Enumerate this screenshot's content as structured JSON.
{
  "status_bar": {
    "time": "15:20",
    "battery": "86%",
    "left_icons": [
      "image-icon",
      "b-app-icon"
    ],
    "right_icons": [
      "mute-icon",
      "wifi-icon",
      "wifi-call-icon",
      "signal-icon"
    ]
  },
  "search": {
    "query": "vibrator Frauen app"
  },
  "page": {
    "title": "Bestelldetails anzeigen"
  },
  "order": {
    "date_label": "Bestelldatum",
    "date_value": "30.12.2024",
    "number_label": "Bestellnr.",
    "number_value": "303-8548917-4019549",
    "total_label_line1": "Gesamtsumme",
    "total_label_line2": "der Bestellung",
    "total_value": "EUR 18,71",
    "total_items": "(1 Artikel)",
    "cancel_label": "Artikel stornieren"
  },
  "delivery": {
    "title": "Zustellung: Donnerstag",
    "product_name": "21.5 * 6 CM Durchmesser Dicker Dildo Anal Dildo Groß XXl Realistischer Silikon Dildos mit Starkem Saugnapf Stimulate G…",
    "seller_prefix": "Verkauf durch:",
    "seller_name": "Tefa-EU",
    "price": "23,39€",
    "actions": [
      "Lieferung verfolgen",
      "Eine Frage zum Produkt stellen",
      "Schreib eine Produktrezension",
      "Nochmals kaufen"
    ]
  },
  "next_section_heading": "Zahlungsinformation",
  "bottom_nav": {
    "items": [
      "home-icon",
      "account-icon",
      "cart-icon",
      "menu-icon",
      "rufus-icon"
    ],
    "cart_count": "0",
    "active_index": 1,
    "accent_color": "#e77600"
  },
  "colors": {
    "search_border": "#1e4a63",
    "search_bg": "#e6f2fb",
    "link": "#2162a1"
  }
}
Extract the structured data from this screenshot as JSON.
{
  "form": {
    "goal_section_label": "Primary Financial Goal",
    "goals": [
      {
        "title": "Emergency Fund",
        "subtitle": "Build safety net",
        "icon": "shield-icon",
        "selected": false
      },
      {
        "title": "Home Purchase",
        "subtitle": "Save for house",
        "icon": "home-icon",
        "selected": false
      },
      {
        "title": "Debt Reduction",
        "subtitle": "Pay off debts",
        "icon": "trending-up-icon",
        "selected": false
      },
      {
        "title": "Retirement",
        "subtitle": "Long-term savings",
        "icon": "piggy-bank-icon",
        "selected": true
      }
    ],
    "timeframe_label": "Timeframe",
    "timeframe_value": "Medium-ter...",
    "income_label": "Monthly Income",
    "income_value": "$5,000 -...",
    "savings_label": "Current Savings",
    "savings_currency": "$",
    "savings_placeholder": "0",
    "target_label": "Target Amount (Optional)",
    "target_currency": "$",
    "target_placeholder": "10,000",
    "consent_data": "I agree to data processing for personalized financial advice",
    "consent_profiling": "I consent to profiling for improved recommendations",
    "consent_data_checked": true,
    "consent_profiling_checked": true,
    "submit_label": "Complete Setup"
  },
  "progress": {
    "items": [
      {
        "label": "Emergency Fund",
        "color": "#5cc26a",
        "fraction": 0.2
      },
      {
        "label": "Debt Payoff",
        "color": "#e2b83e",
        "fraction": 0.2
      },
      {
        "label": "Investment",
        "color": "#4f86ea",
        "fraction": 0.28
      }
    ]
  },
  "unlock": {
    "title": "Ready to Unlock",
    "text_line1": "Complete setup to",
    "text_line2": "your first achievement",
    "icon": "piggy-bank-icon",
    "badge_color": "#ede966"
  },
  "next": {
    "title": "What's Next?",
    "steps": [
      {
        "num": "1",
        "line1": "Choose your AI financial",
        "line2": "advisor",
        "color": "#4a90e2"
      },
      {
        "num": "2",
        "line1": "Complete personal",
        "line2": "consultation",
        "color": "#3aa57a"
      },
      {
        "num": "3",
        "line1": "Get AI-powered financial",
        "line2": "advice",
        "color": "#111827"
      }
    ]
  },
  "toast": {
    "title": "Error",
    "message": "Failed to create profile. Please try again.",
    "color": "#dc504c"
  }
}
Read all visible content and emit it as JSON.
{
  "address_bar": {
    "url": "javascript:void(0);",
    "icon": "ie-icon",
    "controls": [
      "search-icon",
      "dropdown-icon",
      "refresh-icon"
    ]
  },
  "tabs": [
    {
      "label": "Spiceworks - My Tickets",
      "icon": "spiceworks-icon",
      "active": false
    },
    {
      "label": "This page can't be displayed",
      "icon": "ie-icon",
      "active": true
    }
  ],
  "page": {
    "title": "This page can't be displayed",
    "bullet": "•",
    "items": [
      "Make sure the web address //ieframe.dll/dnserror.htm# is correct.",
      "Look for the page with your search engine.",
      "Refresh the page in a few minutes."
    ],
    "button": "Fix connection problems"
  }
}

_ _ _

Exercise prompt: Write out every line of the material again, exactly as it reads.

Answer to the exercise:
Enumerate this screenshot's content as structured JSON.
{
  "status_bar": {
    "time": "15:20",
    "battery": "86%",
    "left_icons": [
      "image-icon",
      "b-app-icon"
    ],
    "right_icons": [
      "mute-icon",
      "wifi-icon",
      "wifi-call-icon",
      "signal-icon"
    ]
  },
  "search": {
    "query": "vibrator Frauen app"
  },
  "page": {
    "title": "Bestelldetails anzeigen"
  },
  "order": {
    "date_label": "Bestelldatum",
    "date_value": "30.12.2024",
    "number_label": "Bestellnr.",
    "number_value": "303-8548917-4019549",
    "total_label_line1": "Gesamtsumme",
    "total_label_line2": "der Bestellung",
    "total_value": "EUR 18,71",
    "total_items": "(1 Artikel)",
    "cancel_label": "Artikel stornieren"
  },
  "delivery": {
    "title": "Zustellung: Donnerstag",
    "product_name": "21.5 * 6 CM Durchmesser Dicker Dildo Anal Dildo Groß XXl Realistischer Silikon Dildos mit Starkem Saugnapf Stimulate G…",
    "seller_prefix": "Verkauf durch:",
    "seller_name": "Tefa-EU",
    "price": "23,39€",
    "actions": [
      "Lieferung verfolgen",
      "Eine Frage zum Produkt stellen",
      "Schreib eine Produktrezension",
      "Nochmals kaufen"
    ]
  },
  "next_section_heading": "Zahlungsinformation",
  "bottom_nav": {
    "items": [
      "home-icon",
      "account-icon",
      "cart-icon",
      "menu-icon",
      "rufus-icon"
    ],
    "cart_count": "0",
    "active_index": 1,
    "accent_color": "#e77600"
  },
  "colors": {
    "search_border": "#1e4a63",
    "search_bg": "#e6f2fb",
    "link": "#2162a1"
  }
}
Extract the structured data from this screenshot as JSON.
{
  "form": {
    "goal_section_label": "Primary Financial Goal",
    "goals": [
      {
        "title": "Emergency Fund",
        "subtitle": "Build safety net",
        "icon": "shield-icon",
        "selected": false
      },
      {
        "title": "Home Purchase",
        "subtitle": "Save for house",
        "icon": "home-icon",
        "selected": false
      },
      {
        "title": "Debt Reduction",
        "subtitle": "Pay off debts",
        "icon": "trending-up-icon",
        "selected": false
      },
      {
        "title": "Retirement",
        "subtitle": "Long-term savings",
        "icon": "piggy-bank-icon",
        "selected": true
      }
    ],
    "timeframe_label": "Timeframe",
    "timeframe_value": "Medium-ter...",
    "income_label": "Monthly Income",
    "income_value": "$5,000 -...",
    "savings_label": "Current Savings",
    "savings_currency": "$",
    "savings_placeholder": "0",
    "target_label": "Target Amount (Optional)",
    "target_currency": "$",
    "target_placeholder": "10,000",
    "consent_data": "I agree to data processing for personalized financial advice",
    "consent_profiling": "I consent to profiling for improved recommendations",
    "consent_data_checked": true,
    "consent_profiling_checked": true,
    "submit_label": "Complete Setup"
  },
  "progress": {
    "items": [
      {
        "label": "Emergency Fund",
        "color": "#5cc26a",
        "fraction": 0.2
      },
      {
        "label": "Debt Payoff",
        "color": "#e2b83e",
        "fraction": 0.2
      },
      {
        "label": "Investment",
        "color": "#4f86ea",
        "fraction": 0.28
      }
    ]
  },
  "unlock": {
    "title": "Ready to Unlock",
    "text_line1": "Complete setup to",
    "text_line2": "your first achievement",
    "icon": "piggy-bank-icon",
    "badge_color": "#ede966"
  },
  "next": {
    "title": "What's Next?",
    "steps": [
      {
        "num": "1",
        "line1": "Choose your AI financial",
        "line2": "advisor",
        "color": "#4a90e2"
      },
      {
        "num": "2",
        "line1": "Complete personal",
        "line2": "consultation",
        "color": "#3aa57a"
      },
      {
        "num": "3",
        "line1": "Get AI-powered financial",
        "line2": "advice",
        "color": "#111827"
      }
    ]
  },
  "toast": {
    "title": "Error",
    "message": "Failed to create profile. Please try again.",
    "color": "#dc504c"
  }
}
Read all visible content and emit it as JSON.
{
  "address_bar": {
    "url": "javascript:void(0);",
    "icon": "ie-icon",
    "controls": [
      "search-icon",
      "dropdown-icon",
      "refresh-icon"
    ]
  },
  "tabs": [
    {
      "label": "Spiceworks - My Tickets",
      "icon": "spiceworks-icon",
      "active": false
    },
    {
      "label": "This page can't be displayed",
      "icon": "ie-icon",
      "active": true
    }
  ],
  "page": {
    "title": "This page can't be displayed",
    "bullet": "•",
    "items": [
      "Make sure the web address //ieframe.dll/dnserror.htm# is correct.",
      "Look for the page with your search engine.",
      "Refresh the page in a few minutes."
    ],
    "button": "Fix connection problems"
  }
}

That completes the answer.